    The team applied the same approach to engineer pancreatic islets using either mouse or human islet tissue cultured in combination with the MSC and HUVECs. The resulting mini-vascularized mouse islets were first transplanted into immunodeficient diabetic mice. Encouragingly, more than 90% of the animals receiving these mini-vascularized mouse islets survived, the animals put on weight to prehyperglycemia levels, and their blood glucose levels dropped. 

    Transplantation experiments were then repeated using the human mini-sized vascularized islets. Analyses showed that the recipient diabetic animals exhibited increased serum human insulin concentrations, with insulin secretion responding to glucose levels. When the researchers then tracked vascularization dynamics in transplanted human or mouse islets, they found that reperfusion started 2 to 3 days after transplantation, the HUVECs formed new blood vessels within 7 days, and a vascular network was generated around the islets, with blood circulating in the new vessels.

    Studies using islets vascularized by fluorescently labeled HUVECs and human MSCs further showed that the human blood vessels formed by the HUVECs had connected with the host mouse vessels. The developing blood vessels were still immature at 3 days post-transplantation, but by day 7 the vessels were mature enough to reconstruct a nonleaky functional vascular network.

    “These findings demonstrate the formation process of stable human vascular networks within mice,” the authors write. “First, vascular endothelial cells migrate, proliferate, and form premature tubes, thereby establishing leaky blood vessels.
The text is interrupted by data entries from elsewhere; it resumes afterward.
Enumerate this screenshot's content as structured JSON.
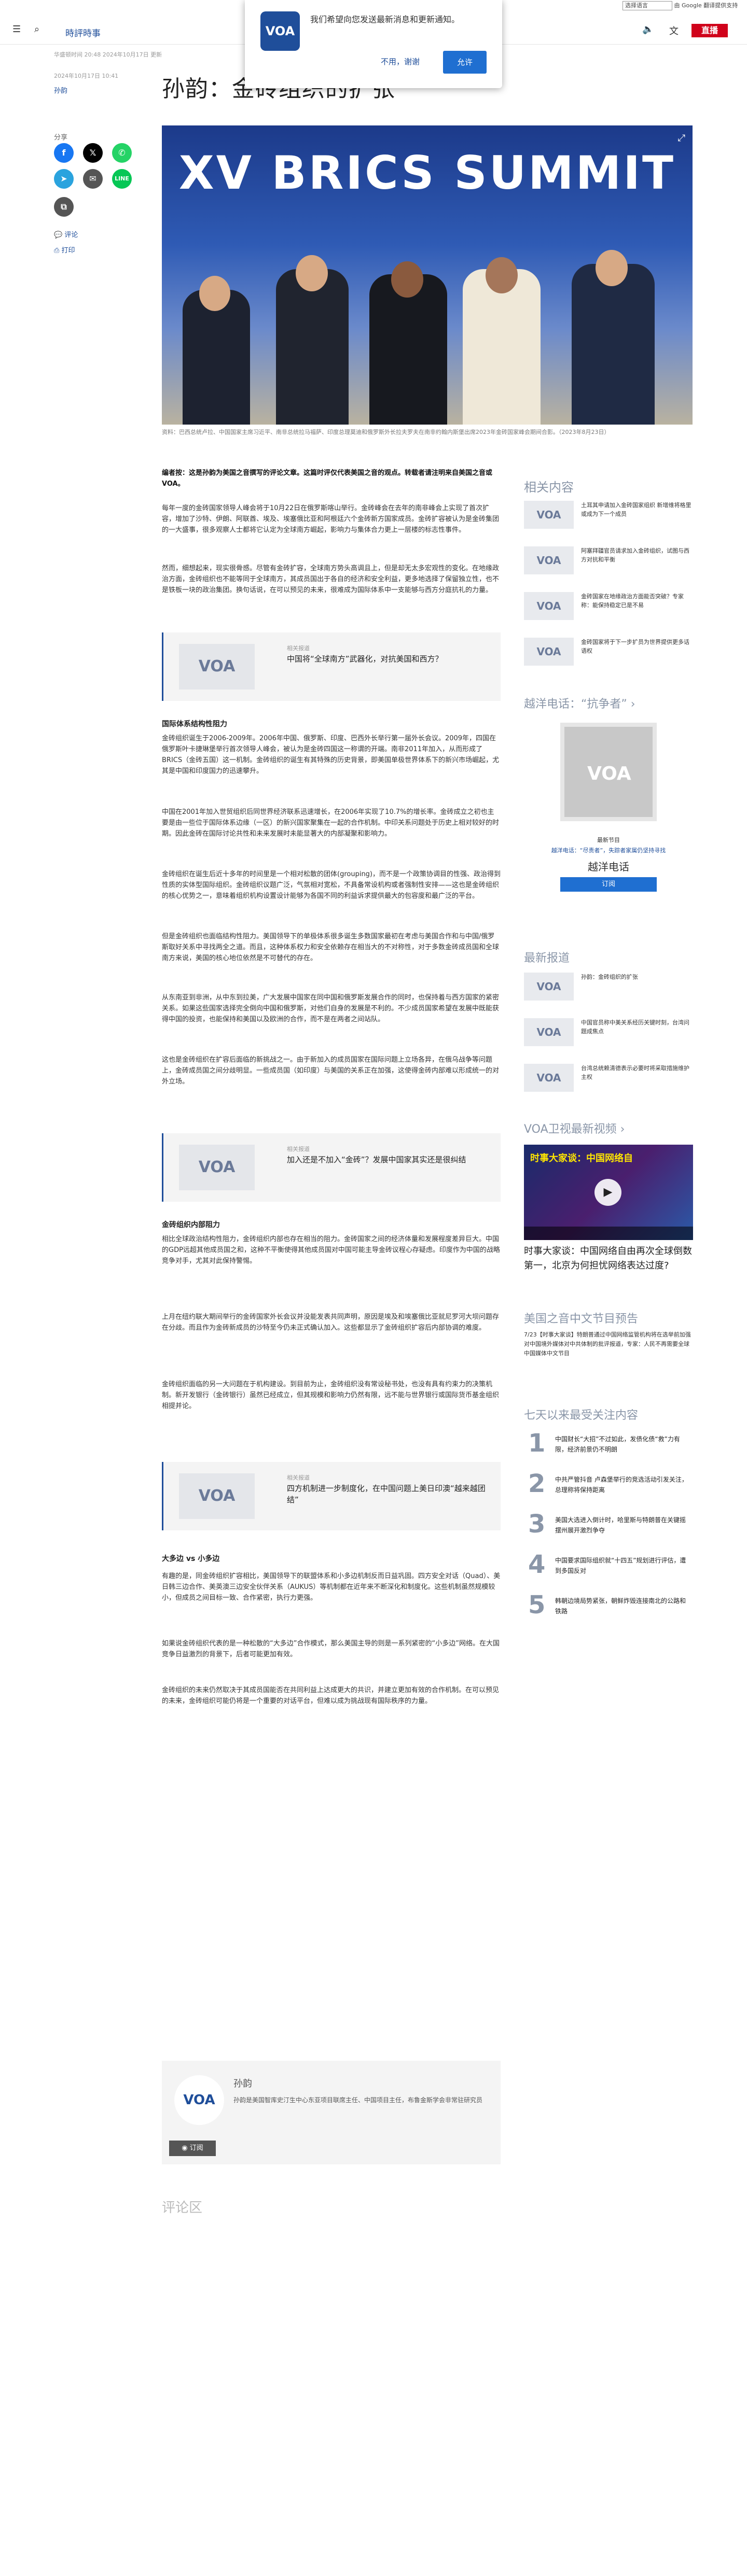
{
  "google_translate": {
    "select": "选择语言",
    "powered": "由 Google 翻译提供支持"
  },
  "header": {
    "section_link": "時評時事",
    "live_label": "直播"
  },
  "popup": {
    "message": "我们希望向您发送最新消息和更新通知。",
    "decline": "不用，谢谢",
    "accept": "允许",
    "logo": "VOA"
  },
  "article": {
    "meta": "华盛顿时间 20:48 2024年10月17日 更新",
    "date": "2024年10月17日 10:41",
    "author": "孙韵",
    "title": "孙韵：金砖组织的扩张",
    "image_banner": "XV BRICS SUMMIT",
    "caption": "资料：巴西总统卢拉、中国国家主席习近平、南非总统拉马福萨、印度总理莫迪和俄罗斯外长拉夫罗夫在南非约翰内斯堡出席2023年金砖国家峰会期间合影。（2023年8月23日）",
    "editor_note": "编者按：这是孙韵为美国之音撰写的评论文章。这篇时评仅代表美国之音的观点。转载者请注明来自美国之音或VOA。",
    "paragraphs": [
      "每年一度的金砖国家领导人峰会将于10月22日在俄罗斯喀山举行。金砖峰会在去年的南非峰会上实现了首次扩容，增加了沙特、伊朗、阿联酋、埃及、埃塞俄比亚和阿根廷六个金砖新方国家成员。金砖扩容被认为是金砖集团的一大盛事，很多观察人士都将它认定为全球南方崛起，影响力与集体合力更上一层楼的标志性事件。",
      "然而，细想起来，现实很骨感。尽管有金砖扩容，全球南方势头高调且上，但是却无太多宏观性的变化。在地缘政治方面，金砖组织也不能等同于全球南方，其成员国出于各自的经济和安全利益，更多地选择了保留独立性，也不是铁板一块的政治集团。换句话说，在可以预见的未来，很难成为国际体系中一支能够与西方分庭抗礼的力量。"
    ],
    "related_1": {
      "label": "相关报道",
      "title": "中国将“全球南方”武器化，对抗美国和西方？"
    },
    "h_origin": "国际体系结构性阻力",
    "paragraphs_2": [
      "金砖组织诞生于2006-2009年。2006年中国、俄罗斯、印度、巴西外长举行第一届外长会议。2009年，四国在俄罗斯叶卡捷琳堡举行首次领导人峰会，被认为是金砖四国这一称谓的开端。南非2011年加入，从而形成了BRICS（金砖五国）这一机制。金砖组织的诞生有其特殊的历史背景，即美国单极世界体系下的新兴市场崛起，尤其是中国和印度国力的迅速攀升。",
      "中国在2001年加入世贸组织后同世界经济联系迅速增长，在2006年实现了10.7%的增长率。金砖成立之初也主要是由一些位于国际体系边缘（一区）的新兴国家聚集在一起的合作机制。中印关系问题处于历史上相对较好的时期。因此金砖在国际讨论共性和未来发展时未能显著大的内部凝聚和影响力。",
      "金砖组织在诞生后近十多年的时间里是一个相对松散的团体(grouping)，而不是一个政策协调目的性强、政治得到性质的实体型国际组织。金砖组织议题广泛，气氛相对宽松，不具备常设机构或者强制性安排——这也是金砖组织的核心优势之一，意味着组织机构设置设计能够为各国不同的利益诉求提供最大的包容度和最广泛的平台。",
      "但是金砖组织也面临结构性阻力。美国领导下的单极体系很多诞生多数国家最初在考虑与美国合作和与中国/俄罗斯取好关系中寻找两全之道。而且，这种体系权力和安全依赖存在相当大的不对称性，对于多数金砖成员国和全球南方来说，美国的核心地位依然是不可替代的存在。",
      "从东南亚到非洲，从中东到拉美，广大发展中国家在同中国和俄罗斯发展合作的同时，也保持着与西方国家的紧密关系。如果这些国家选择完全倒向中国和俄罗斯，对他们自身的发展是不利的。不少成员国家希望在发展中既能获得中国的投资，也能保持和美国以及欧洲的合作，而不是在两者之间站队。",
      "这也是金砖组织在扩容后面临的新挑战之一。由于新加入的成员国家在国际问题上立场各异，在俄乌战争等问题上，金砖成员国之间分歧明显。一些成员国（如印度）与美国的关系正在加强，这使得金砖内部难以形成统一的对外立场。"
    ],
    "related_2": {
      "label": "相关报道",
      "title": "加入还是不加入“金砖”？发展中国家其实还是很纠结"
    },
    "h_expand": "金砖组织内部阻力",
    "paragraphs_3": [
      "相比全球政治结构性阻力，金砖组织内部也存在相当的阻力。金砖国家之间的经济体量和发展程度差异巨大。中国的GDP远超其他成员国之和，这种不平衡使得其他成员国对中国可能主导金砖议程心存疑虑。印度作为中国的战略竞争对手，尤其对此保持警惕。",
      "上月在纽约联大期间举行的金砖国家外长会议并没能发表共同声明，原因是埃及和埃塞俄比亚就尼罗河大坝问题存在分歧。而且作为金砖新成员的沙特至今仍未正式确认加入。这些都显示了金砖组织扩容后内部协调的难度。",
      "金砖组织面临的另一大问题在于机构建设。到目前为止，金砖组织没有常设秘书处，也没有具有约束力的决策机制。新开发银行（金砖银行）虽然已经成立，但其规模和影响力仍然有限，远不能与世界银行或国际货币基金组织相提并论。"
    ],
    "related_3": {
      "label": "相关报道",
      "title": "四方机制进一步制度化，在中国问题上美日印澳“越来越团结”"
    },
    "h_big": "大多边 vs 小多边",
    "paragraphs_4": [
      "有趣的是，同金砖组织扩容相比，美国领导下的联盟体系和小多边机制反而日益巩固。四方安全对话（Quad）、美日韩三边合作、美英澳三边安全伙伴关系（AUKUS）等机制都在近年来不断深化和制度化。这些机制虽然规模较小，但成员之间目标一致、合作紧密，执行力更强。",
      "如果说金砖组织代表的是一种松散的“大多边”合作模式，那么美国主导的则是一系列紧密的“小多边”网络。在大国竞争日益激烈的背景下，后者可能更加有效。",
      "金砖组织的未来仍然取决于其成员国能否在共同利益上达成更大的共识，并建立更加有效的合作机制。在可以预见的未来，金砖组织可能仍将是一个重要的对话平台，但难以成为挑战现有国际秩序的力量。"
    ],
    "author_box": {
      "name": "孙韵",
      "desc": "孙韵是美国智库史汀生中心东亚项目联席主任、中国项目主任，布鲁金斯学会非常驻研究员",
      "subscribe": "订阅"
    },
    "comments": "评论区"
  },
  "share": {
    "label": "分享",
    "comment": "评论",
    "print": "打印"
  },
  "rail": {
    "related_title": "相关内容",
    "related": [
      "土耳其申请加入金砖国家组织 新增维将格里或成为下一个成员",
      "阿塞拜疆官员请求加入金砖组织，试图与西方对抗和平衡",
      "金砖国家在地缘政治方面能否突破？专家称：能保持稳定已是不易",
      "金砖国家将于下一步扩员为世界提供更多话语权"
    ],
    "hotline_title": "越洋电话：“抗争者”",
    "hotline_img": "VOA",
    "hotline_label": "最新节目",
    "hotline_desc": "越洋电话：“尽责者”，失踪者家属仍坚持寻找",
    "hotline_name": "越洋电话",
    "hotline_sub": "订阅",
    "latest_title": "最新报道",
    "latest": [
      "孙韵：金砖组织的扩张",
      "中国官员称中美关系经历关键时刻，台湾问题成焦点",
      "台湾总统赖清德表示必要时将采取措施维护主权"
    ],
    "video_title": "VOA卫视最新视频",
    "video_overlay": "时事大家谈：中国网络自",
    "video_caption": "时事大家谈：中国网络自由再次全球倒数第一，北京为何担忧网络表达过度?",
    "podcast_title": "美国之音中文节目预告",
    "podcast_desc": "7/23【时事大家谈】特朗普通过中国网络监管机构将在选举前加强对中国境外媒体对中共体制的批评报道，专家：人民不再需要全球中国媒体中文节目",
    "popular_title": "七天以来最受关注内容",
    "popular": [
      "中国财长“大招”不过如此，发债化债“救”力有限，经济前景仍不明朗",
      "中共严管抖音 卢森堡举行的竞选活动引发关注，总理称将保持距离",
      "美国大选进入倒计时，哈里斯与特朗普在关键摇摆州展开激烈争夺",
      "中国要求国际组织就“十四五”规划进行评估，遭到多国反对",
      "韩朝边境局势紧张，朝鲜炸毁连接南北的公路和铁路"
    ]
  },
  "colors": {
    "brand": "#1f4e9a",
    "live": "#d0021b",
    "facebook": "#1877f2",
    "x": "#000000",
    "whatsapp": "#25d366",
    "telegram": "#2aa3de",
    "line": "#06c755"
  }
}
Then, they underwent extensive remodelling and stabilized by an MSC to become non-leaky mature vessels.”

    The team's studies also indicated that the structure of the cell condensation–generated islets and the proportion of different islet cell types in the vascularized tissues were equivalent to the structure and cell type distribution found in normal pancreatic islets. “Here, using multiple types of cells with tissue fragments, we successfully integrated 3D tissue structures with vascular networks by adapting self-condensation culture,” the team concludes. “The present study clearly showed that pancreatic islets isolated from adult mice and humans were capable of establishing vascular networks in vitro, when co-cultured with HUVECs and human MSCs under appropriate conditions.…Our approach enabled drastic improvements in the survival rates in fulminant diabetic mice followed by multiple mechanism of action analyses, including islet engraftment rates, insulin secretion, and glucose responsiveness, highlighting the possibility of halting long-term insulin therapy through the clinical use of vascularized islets.”

Related content

Be sure to take the GEN Poll

{{ vm.poll.Title }}

More »